Ranchers have not been a part of the LandBack movement in any significant way so far. That’s what drew me to Beth. She may not be signing her property over to the Spokane or Colville Tribes, but she’s offering what she can, and LaRae’s excited about it.
When I met with Warren Seyler at the Spokane Tribal Casino I told him about LaRae and what she and Beth are doing together. He has a lot of respect for LaRae’s efforts to keep the Salish language alive through the young people she’s teaching — and for her efforts to connect with Beth and her land.
“Some people might not see what a gift that is; it's more than just collecting tules,” he says. “It’s a growing and fulfilling experience for some of those youth. Because we look at the modern world today. So many youth are lost…
“For tribal people, it's understanding who they are, who they were, and how their ancestors lived.

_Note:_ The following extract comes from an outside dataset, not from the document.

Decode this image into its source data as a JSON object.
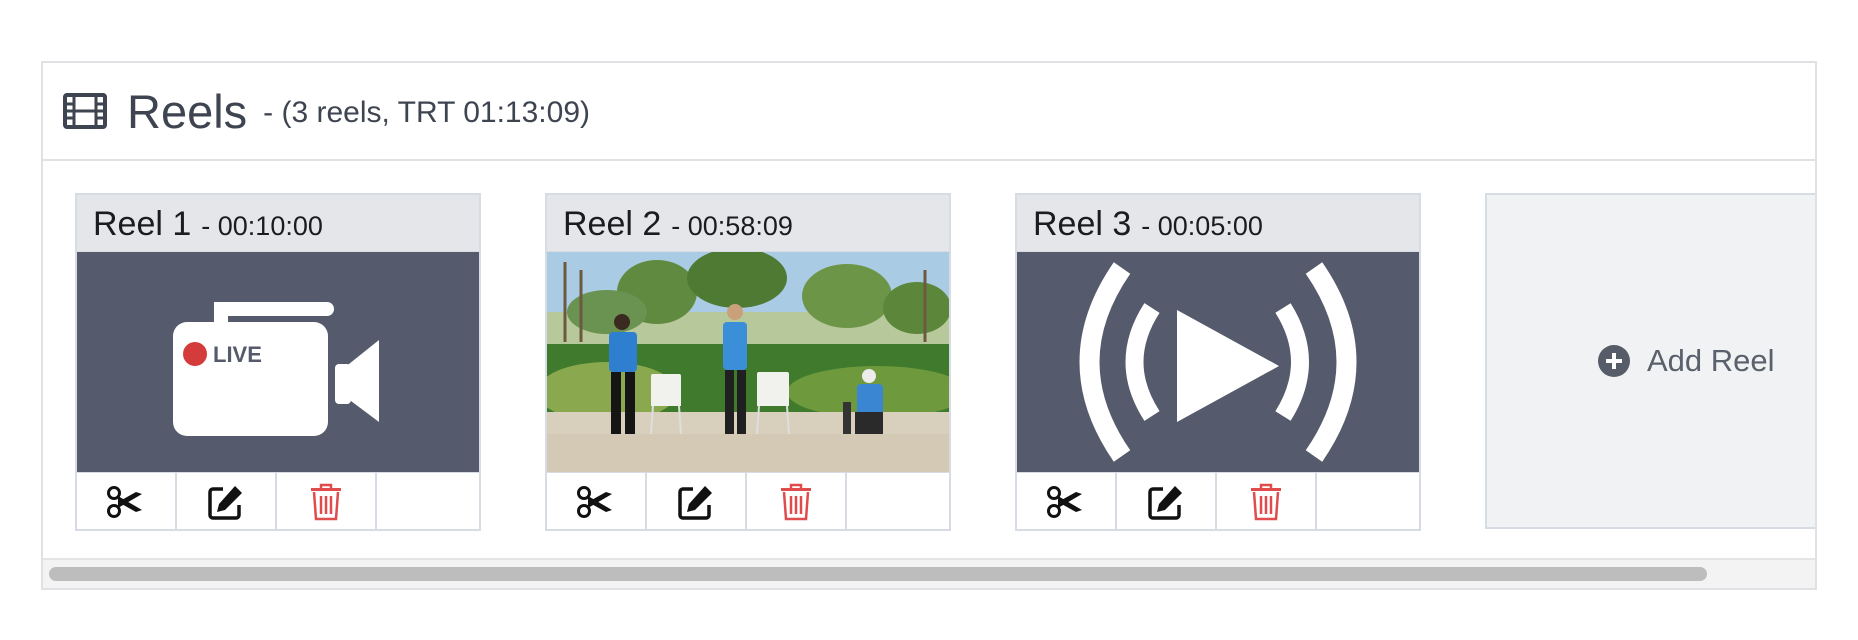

That knowledge helps fill some of those holes in those kids.”
And with that knowledge, Warren told me, can come strength. When tribal youth learn what their ancestors went through — what they survived — he says they often find power in that.
“They realize, no matter how hard they tried to do away with us, how many things they threw at us, from bullets, and cannon fire, to boarding schools, to trying to change the way we think about earth and the world … to eliminate our culture and our traditions, our ancestors, so strong, so resilient, they understand it's their turn, to take up that resiliency.”
Back at the ranch, a teenager named Kale picks tule. Kale is tall and lanky with thick black hair that falls over his face when he talks. Part of it is dyed purple. He’s a member of the nearby Colville Tribe, like LaRae.
Growing up in the Salish School, harvesting medicine and plants like Tule always seemed normal to him.
“This is what my ancestors did. So this is what I do,” he says. “It never really occurred to me that I was one of the first generations that's back doing this after hundreds of years after it was taken away from my people.
“I try to focus more on how awesome it is that we're bringing it back more than the fact that it was taken away from us. Because it's not like it was that long ago. I know people who were in these boarding schools, I have elders that have talked to us about what it's like, or what it was like.
“I've seen plenty of elders cry, because of how proud they are and how happy that they they get to see this stuff coming back.”
What Beth’s doing with LaRae on her 800 acres may be just a tiny step … two sets of hands reaching toward one another, across the rift between the people who cared for this land for millennia and the people who took it away from them.
Like so many things in rural communities, it’s about relationships. It’s about visiting, listening and spending time working together on the land.
I can’t help but feel like these two women are building something here, even though Beth is quick to downplay her efforts.
“I recognize the inadequacy of what I'm doing,” she says. “Because I'm not giving it back now — yet.
"But I also know that there are ways of having relationships with land that are much more profound than the words on a piece of paper … So that is what I'm doing today."
Women’s Work is a co-production of Boise State Public Radio and Ahearn Productions.
Ashley Ahearn is an independent producer and reporter living in rural north-central Washington state. She’s made several podcast series, including Terrestrial (a show about climate change for NPR and KUOW), Grouse (a show about a controversial bird and what it can teach us about life in the rural west) and now Women’s Work (a show about badass women ranchers who are changing ranching as we know it). She’s available for editing and production work, when she’s not busy training the baby mustang she just adopted. (She will probably podcast about this in the future, and post on Instagram).